First Light by Rebecca Stead. First Light is the story of Peter, a boy who join his parents on a trip to Greenland and Thea, a girl whose people live deep inside the article ice.
Drinking Coffee Elsewhere by ZZ Packer. I don’t read short story collections as often as I would like to, but I couldn’t ignore the praise that Packer’s debut collection has been receiving.
Sinners Welcome by Mary Karr. I read The Liar’s Club by Karr a few years ago, rushed out and bought Sinners Welcome, but haven’t read more than a few poems. This volume of poetry chronicles Karr’s exploration of her faith.
Small Wonders by Barbara Kingsolver is one of my favorite books. Filled with powerful and engaging essays, Kingsolver’s essays range from topics about September 11th, surviving rape, the power of indie bookstores, why short stories are great, and more. I’m currently re-reading these essays, trying to dissect them and see how Kingsolver puts one word after another to make beautiful sentences that make up powerful essays.

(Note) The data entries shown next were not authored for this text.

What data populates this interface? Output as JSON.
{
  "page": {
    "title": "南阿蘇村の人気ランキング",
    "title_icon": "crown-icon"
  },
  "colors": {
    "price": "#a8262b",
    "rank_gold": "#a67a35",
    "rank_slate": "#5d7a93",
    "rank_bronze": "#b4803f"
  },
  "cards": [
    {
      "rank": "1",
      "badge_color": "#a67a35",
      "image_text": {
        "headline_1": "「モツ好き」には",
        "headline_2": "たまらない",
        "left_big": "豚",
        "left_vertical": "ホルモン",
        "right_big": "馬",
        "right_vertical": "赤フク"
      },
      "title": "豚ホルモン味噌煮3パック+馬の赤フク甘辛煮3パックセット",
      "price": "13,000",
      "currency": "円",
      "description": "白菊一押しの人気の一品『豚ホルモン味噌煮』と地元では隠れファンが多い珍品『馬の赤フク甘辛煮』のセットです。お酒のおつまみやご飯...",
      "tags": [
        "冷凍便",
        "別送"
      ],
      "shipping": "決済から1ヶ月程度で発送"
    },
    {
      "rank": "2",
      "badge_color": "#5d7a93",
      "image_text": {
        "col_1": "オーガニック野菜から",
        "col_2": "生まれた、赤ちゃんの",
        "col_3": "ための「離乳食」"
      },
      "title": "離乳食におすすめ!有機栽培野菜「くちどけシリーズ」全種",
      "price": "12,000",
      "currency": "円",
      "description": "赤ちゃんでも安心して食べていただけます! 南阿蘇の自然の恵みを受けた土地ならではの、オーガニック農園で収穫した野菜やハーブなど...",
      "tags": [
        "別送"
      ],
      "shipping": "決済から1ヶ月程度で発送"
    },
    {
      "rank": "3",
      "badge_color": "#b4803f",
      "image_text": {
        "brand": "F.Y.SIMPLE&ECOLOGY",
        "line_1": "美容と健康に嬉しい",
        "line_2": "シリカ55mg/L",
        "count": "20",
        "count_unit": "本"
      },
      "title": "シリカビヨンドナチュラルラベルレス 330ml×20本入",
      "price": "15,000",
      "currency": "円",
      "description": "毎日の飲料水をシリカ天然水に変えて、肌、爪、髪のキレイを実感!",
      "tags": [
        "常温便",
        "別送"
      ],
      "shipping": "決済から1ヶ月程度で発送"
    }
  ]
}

Her Blue Body Everything We Know: Earthling Poems 1965-1990 Complete by Alice Walker. Though best known for The Color Purple, it is this volume of poetry that I love the most. I first read this collection when I was a teenager. Since then I’ve re-read this many times. One of my favorite poems is “Goodnight, Willie Lee, I’ll See You in the Morning”.
Bog Child by Siobhan Dowd. I recently heard of Dowd while reading The Guardian. Dowd passed away in 2007, only three months after finishing Bog Child. She started writing at the age of 47 in 2003. All four of the books that she wrote has received rave reviews. Set in 1981, Fergus is helping his uncle with chores when he finds the body of a murdered child in the bog. It’s a coming-of-age story that’s won the 2009 Carnegie Medal award.
The Post-Birthday World by Lionel Shriver. After a kiss with a man who is not her partner, Irina McGovern, must make a decision to either give in to passion or stay in her safe relationship.
Flygirl by Sherri L. Smith. Ida Mae Jones is a girl who dreams of flying. When the United States Army forms the Women Airforce Service Pilots (WASP), Ida decides to use her light skin to pass as white. Colleen at Chasing Ray called this book, “a historical drama that grabs you at the throat and holds on tight”.
Now the morning is almost over and I’m off to read. Have you read any of these books? What books are you coveting?